All lines of the data shown below should be output exactly as they stand.

=== RECORDS PROVIDED ===

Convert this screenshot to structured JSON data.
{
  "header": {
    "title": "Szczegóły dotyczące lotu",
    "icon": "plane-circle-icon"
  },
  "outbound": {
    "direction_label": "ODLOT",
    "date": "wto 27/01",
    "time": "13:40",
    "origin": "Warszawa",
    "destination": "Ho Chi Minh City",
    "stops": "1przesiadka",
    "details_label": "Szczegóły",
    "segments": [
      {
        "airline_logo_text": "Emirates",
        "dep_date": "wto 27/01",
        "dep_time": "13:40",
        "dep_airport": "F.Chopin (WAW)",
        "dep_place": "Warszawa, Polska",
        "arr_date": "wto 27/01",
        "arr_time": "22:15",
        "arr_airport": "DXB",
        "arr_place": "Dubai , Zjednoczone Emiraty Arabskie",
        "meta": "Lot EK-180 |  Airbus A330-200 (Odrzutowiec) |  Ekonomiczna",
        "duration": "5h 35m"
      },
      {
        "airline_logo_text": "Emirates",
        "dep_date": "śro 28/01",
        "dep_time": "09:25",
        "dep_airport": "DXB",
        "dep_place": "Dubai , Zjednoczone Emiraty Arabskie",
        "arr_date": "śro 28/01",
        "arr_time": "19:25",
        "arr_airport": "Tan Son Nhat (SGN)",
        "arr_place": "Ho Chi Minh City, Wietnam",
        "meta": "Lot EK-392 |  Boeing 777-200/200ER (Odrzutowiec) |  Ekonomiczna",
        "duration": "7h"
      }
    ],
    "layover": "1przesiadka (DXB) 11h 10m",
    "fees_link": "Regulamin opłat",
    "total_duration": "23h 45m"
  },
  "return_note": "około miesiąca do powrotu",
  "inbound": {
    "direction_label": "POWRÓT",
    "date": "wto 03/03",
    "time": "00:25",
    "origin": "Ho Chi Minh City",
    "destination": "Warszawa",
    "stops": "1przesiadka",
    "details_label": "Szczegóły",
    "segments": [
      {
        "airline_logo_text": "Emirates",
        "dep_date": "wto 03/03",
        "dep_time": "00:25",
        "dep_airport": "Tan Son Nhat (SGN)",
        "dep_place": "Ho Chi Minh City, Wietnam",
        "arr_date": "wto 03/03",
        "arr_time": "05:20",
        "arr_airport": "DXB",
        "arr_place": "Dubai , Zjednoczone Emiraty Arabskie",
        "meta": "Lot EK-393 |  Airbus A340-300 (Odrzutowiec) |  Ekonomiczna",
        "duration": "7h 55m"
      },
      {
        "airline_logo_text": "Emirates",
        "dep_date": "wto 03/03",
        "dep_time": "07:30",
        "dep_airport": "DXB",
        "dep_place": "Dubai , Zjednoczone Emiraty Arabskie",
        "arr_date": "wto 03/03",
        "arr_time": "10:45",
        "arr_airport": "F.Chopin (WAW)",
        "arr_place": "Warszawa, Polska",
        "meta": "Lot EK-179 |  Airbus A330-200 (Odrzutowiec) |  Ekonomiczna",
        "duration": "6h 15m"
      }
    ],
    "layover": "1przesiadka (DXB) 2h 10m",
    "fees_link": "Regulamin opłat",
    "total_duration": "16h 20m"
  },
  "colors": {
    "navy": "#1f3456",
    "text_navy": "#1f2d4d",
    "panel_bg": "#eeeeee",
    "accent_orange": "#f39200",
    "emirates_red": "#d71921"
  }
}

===

▸ **THE ANSWER**:
Convert this screenshot to structured JSON data.
{
  "header": {
    "title": "Szczegóły dotyczące lotu",
    "icon": "plane-circle-icon"
  },
  "outbound": {
    "direction_label": "ODLOT",
    "date": "wto 27/01",
    "time": "13:40",
    "origin": "Warszawa",
    "destination": "Ho Chi Minh City",
    "stops": "1przesiadka",
    "details_label": "Szczegóły",
    "segments": [
      {
        "airline_logo_text": "Emirates",
        "dep_date": "wto 27/01",
        "dep_time": "13:40",
        "dep_airport": "F.Chopin (WAW)",
        "dep_place": "Warszawa, Polska",
        "arr_date": "wto 27/01",
        "arr_time": "22:15",
        "arr_airport": "DXB",
        "arr_place": "Dubai , Zjednoczone Emiraty Arabskie",
        "meta": "Lot EK-180 |  Airbus A330-200 (Odrzutowiec) |  Ekonomiczna",
        "duration": "5h 35m"
      },
      {
        "airline_logo_text": "Emirates",
        "dep_date": "śro 28/01",
        "dep_time": "09:25",
        "dep_airport": "DXB",
        "dep_place": "Dubai , Zjednoczone Emiraty Arabskie",
        "arr_date": "śro 28/01",
        "arr_time": "19:25",
        "arr_airport": "Tan Son Nhat (SGN)",
        "arr_place": "Ho Chi Minh City, Wietnam",
        "meta": "Lot EK-392 |  Boeing 777-200/200ER (Odrzutowiec) |  Ekonomiczna",
        "duration": "7h"
      }
    ],
    "layover": "1przesiadka (DXB) 11h 10m",
    "fees_link": "Regulamin opłat",
    "total_duration": "23h 45m"
  },
  "return_note": "około miesiąca do powrotu",
  "inbound": {
    "direction_label": "POWRÓT",
    "date": "wto 03/03",
    "time": "00:25",
    "origin": "Ho Chi Minh City",
    "destination": "Warszawa",
    "stops": "1przesiadka",
    "details_label": "Szczegóły",
    "segments": [
      {
        "airline_logo_text": "Emirates",
        "dep_date": "wto 03/03",
        "dep_time": "00:25",
        "dep_airport": "Tan Son Nhat (SGN)",
        "dep_place": "Ho Chi Minh City, Wietnam",
        "arr_date": "wto 03/03",
        "arr_time": "05:20",
        "arr_airport": "DXB",
        "arr_place": "Dubai , Zjednoczone Emiraty Arabskie",
        "meta": "Lot EK-393 |  Airbus A340-300 (Odrzutowiec) |  Ekonomiczna",
        "duration": "7h 55m"
      },
      {
        "airline_logo_text": "Emirates",
        "dep_date": "wto 03/03",
        "dep_time": "07:30",
        "dep_airport": "DXB",
        "dep_place": "Dubai , Zjednoczone Emiraty Arabskie",
        "arr_date": "wto 03/03",
        "arr_time": "10:45",
        "arr_airport": "F.Chopin (WAW)",
        "arr_place": "Warszawa, Polska",
        "meta": "Lot EK-179 |  Airbus A330-200 (Odrzutowiec) |  Ekonomiczna",
        "duration": "6h 15m"
      }
    ],
    "layover": "1przesiadka (DXB) 2h 10m",
    "fees_link": "Regulamin opłat",
    "total_duration": "16h 20m"
  },
  "colors": {
    "navy": "#1f3456",
    "text_navy": "#1f2d4d",
    "panel_bg": "#eeeeee",
    "accent_orange": "#f39200",
    "emirates_red": "#d71921"
  }
}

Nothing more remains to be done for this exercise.